In early March, we met again for our intrepid Cortland Book Club. A few years ago, we figured out that our book clubs needed to center around participating in meaningful ways without having to commit time to reading a lengthy book. We do this through articles, experience, and topics that are close to home, for example, sharing your child’s favorite non-fiction picture book, or having a special theme for the night.
Cortland parents requested a “Tech Book Club”, so we went ahead with the theme of “All Things Tech-y” for our March meet.
It was important for all of us to define together what “tech” actually meant, and we came to define it as video via television, video via computer, apps, “screen time”, and anything else that requires a device for use, i.e. a podcast or a book on cassette.
We also read, as a group, the American Academy of Pediatrics (AAP) article regarding “a healthy media diet.” I mentioned that this report is softened from an earlier version, which initially said NO screen time for ages birth to four. https://www.aap.org/en-us/about-the-aap/aap-press-room/pages/american-academy-of-pediatrics-announces-new-recommendations-for-childrens-media-use.aspx
We agreed that tech is becoming easier to use, not more difficult, so the argument that children need to use tech at an increasingly younger age so they, “don’t get behind” is really a moot point nowadays. The film “Screenagers” was recommended. https://www.youtube.com/watch?v=LQx2X0BXgZg So was the book, The Big Disconnect. https://www.youtube.com/watch?v=kMoichws0Jc We also learned of this tech podcast that you might be keen on, https://gimletmedia.com/reply-all/
You can use your technology to learn more, she types, somewhat ironically.
That said, we earnestly discussed and respectfully shared the ways we use tech in the home and classroom. Or the ways we don’t. Cortland is known for a very thoughtful and deliberate type of parent; I appreciated that we represented a broad spectrum of both types of use and amounts of use.
Resources / recommendations from our group that are tech-driven included:
-PBS, namely Peep and Pals
-Bloom App and Bebot App, for music creation and synthesis that can grow with a child over time into something rather sophisticated
-Monkey Math App, Moose Math App, Park Math App
–EPIC App, which gives you many favorite book titles, just for the tablet instead
–Metamorphabet and Word Wagon App
–Classical Baby, which you can catch on youtube
-using calm, child-friendly videos in foreign languages to teach / reinforce bilingualism in your household
-dvd resources Linnea in Monet’s Garden, Al Jarnow’s Celestial Navigations, kinetic sculptor Arthur Ganson’s Machines (parents who have these on loan, please return to Cortland soon!)
Parents also submitted info to this cause after the Book Club event, via email, with a specific ask for CODING Apps (all the rage right now):
From Belinda Duellman

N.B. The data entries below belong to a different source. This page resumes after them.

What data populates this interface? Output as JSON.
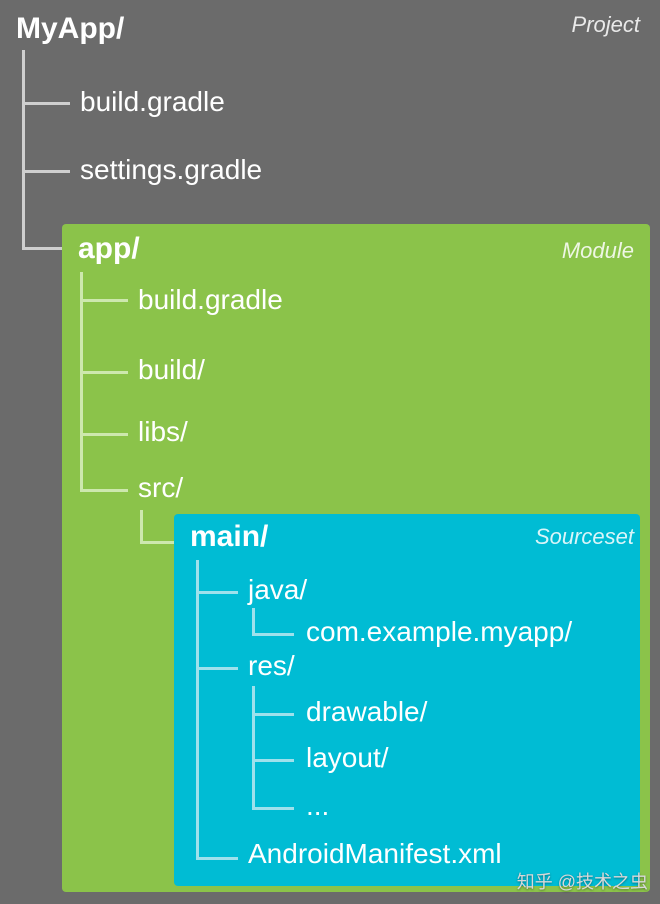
{
  "project": {
    "tag": "Project",
    "root": "MyApp/",
    "children": [
      "build.gradle",
      "settings.gradle"
    ],
    "branch_color": "#cfcfcf"
  },
  "module": {
    "tag": "Module",
    "root": "app/",
    "children": [
      "build.gradle",
      "build/",
      "libs/",
      "src/"
    ],
    "branch_color": "#cde8ae"
  },
  "sourceset": {
    "tag": "Sourceset",
    "root": "main/",
    "children": [
      "java/",
      "res/",
      "AndroidManifest.xml"
    ],
    "java_child": "com.example.myapp/",
    "res_children": [
      "drawable/",
      "layout/",
      "..."
    ],
    "branch_color": "#9ee1ec"
  },
  "watermark": "知乎 @技术之虫"
}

“I like the idea of sharing what online resources (apps, games, shows) people like. I’ve mentioned Peep and the Big Wide World that are short 10 min videos that have a live learning component to them at the end (on Amazon they have the learning component but the ones on youtube don’t; we still like the cartoon, though). We have also really enjoyed Cosmic Kids yoga and Scratch Garden too, which we learned from Cortland. I bet other families have similar random obscure similar apps, games or shows that it would be interesting to hear what others like because there is so much out there, it can be a bit daunting digging through to find what’s actually good and educational with value vs just commercial junk.”
From Kari Poby
“Here are a couple apps for coding for kids: Kodable (Amelie’s favorite), and Daisy the Dinosaur. The board game Robot Turtles is also great for this, but needs some adult interaction. It’s great because it can grow with their skills.
We also love the app Thinkrolls for problem solving.”
From Angela Crowley
“Thanks for the info. My son likes the Scratch Jr app for coding. We also have the Robot Turtles board game.”
So, use them, don’t use them, these resources are here for you to decide for yourself and your child what is best. We use technology to supplement what is already taught in person at school, provide gross motor on rainy days, and to answer questions that we cannot answer ourselves, i.e. What does a Kookaburra‘s “laugh” sound like?!
NEXT BOOK CLUB is TBD for July or August. The theme is BYO empathy building book or resources. We will meet at Ugo’s for snacks, drinks, and good conversation. Child care and fun in pajamas for ages 2+ provided at Cortland, $5 is the suggested donation to the attending teacher. 6:00 drop off at Cortland / meet at Ugo’s – 7:30 p.m. wrap up, pick up by 7:45 p.m.
Have a tidbit to contribute? Let me know and I’ll add you to the list! email@example.com